Each month Prelude Stone brings you more information about stone-related topics in our Stone Files Blog with topics including: Stone Masonry Tools, Wall Plans, How To Guides, Trials and more.

Browse the posts below...

Happy reading…

Barnes Wallis Grave Effingham Lettering

Sir Barnes Wallis and his Headstone…

In his spare time, our Senior Estimator, Duncan Ansell, is a Civilian Instructor with the Royal Air Force Air Cadets (RAFAC). Recently, he undertook a project that combined his professional expertise with his volunteering work with his cadets… Most of us remember Sir Barnes Wallis as the inventor of the dam-busting bouncing bomb but his design and engineering achievements go […]

Read More →  
Ribblehead Viaduct 3

My Favourite Buildings…Ribblehead Viaduct, North Yorkshire.

The competition between construction and the countryside is often contentious but sometimes the two come together so harmoniously that you can’t imagine one without the other. Indeed, on these rare occasions the whole really is greater than the sum of its parts. If you’re doubtful, visit the stunning Ribblehead Viaduct in North Yorkshire and you’ll discover that sticking 1.5 million […]

Read More →  
Crossness Pumping Station

My Favourite Buildings…Crossness Pumping Station, Abbey Wood, London.

The Victorians, blessed with the control of a rich, global economy, housed their world-leading – and world-beating – engineering in buildings of uncompromised architectural brilliance. While today money is rarely spent on adorning buildings that have only been built to perform a commercial or industrial function, the Victorians’ sense of architecture, design and ornament extended across anything and everything they […]

Read More →  
The Chrysler Building

My Favourite Buildings…The Chrysler Building, NYC.

Tallest building in the world from 1930 to 1931 Still the world’s tallest steel-frame, brick-clad building First man-made structure to stand taller than 1,000 feet Cost: $15 million Sold by Walter Chrysler in the mid 1950s Floors: 77 Floor area: 1,195,000 sq. ft. Elevators: 34 3,826,000 hand-laid bricks 391,881 rivets Voted New York’s favourite tower by 100 architects, builders, critics, […]

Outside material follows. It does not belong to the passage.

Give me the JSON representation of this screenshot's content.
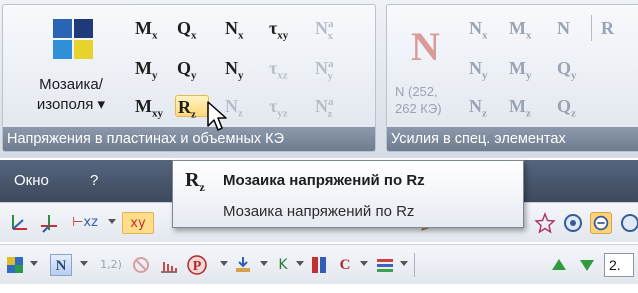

Read More →  
614px Westminster Abbey By Canaletto 1749

My Favourite Buildings…Westminster Abbey

“The general aspect of this structure is grand in the extreme—perhaps not to be surpassed by any Gothic edifice in the kingdom; whilst in its details it presents a rich field of beautiful variety, almost every period of Gothic architecture being illustrated in one part or other.” Walter Thornbury, ‘Westminster Abbey: The Church Building’ (1878) There are few buildings in […]

Read More →  

I was there… The House that John Lennon Bought – and Sold

Most Georgian country houses are known for their architecture and gardens – their previous occupants too unremarkable for either history to remember them or for us to take more than a passing interest. Some properties, though, are actually famous simply because of the people who made them their home. Properties like Tittenhurst Park…

Read More →  
St Enodocs Church Trebetheric Cornwall 01

My Favourite Building… St Enodoc’s Church, Trebetherick

Come on! Come on! This hillock hides the spire, Now that one and now none. As winds about The burnished path through lady’s-finger, thyme, And bright varieties of saxifrage, So grows the tinny tenor faint or loud All all things draw toward St. Enodoc. Come on! Come on! and it is five to three.   Still, Come on! come on! […]

Read More →  

My Favourite Building…Tate Modern

Tate Modern started life as Bankside Power Station. Built in two stage between 1947 and 1963, it was the last major ‘cathedral of power’ designed by the great Sir Giles Gilbert Scott who died just three years before its completion. Scott was generally opposed to such massive, industrial structures going up in city centres but relented and accepted the commission, […]

Read More →  
Modern Barn Style House Plans920 X 650 425 Kb Jpeg X

A Brief History Of The Home: Post War (1945-Present)

The last 70 years have seen architecture develop with unprecedented imagination. Of course, the modern started back in the late C.19th and, following the horrific hiatus of WWII, Le Corbusier’s Cité radieuse (Marseille, 1952, and the first of his Unités d’habitation), re-energised and re-asserted the movement. From that point, (nearly) anything went…

Read More →  
27 Chapel Of St Mary Undercroft House Of Parliament 2

I was there…The House of Commons, the Prime Minister and Marble Toilets…

There are around 200 toilets in the Houses of Parliament and, as befits their eminent users, those that were part of Barry’s original plan are extraordinarily lavish and feature luxurious marble panelling…

Read More →  
Page 1 of 212»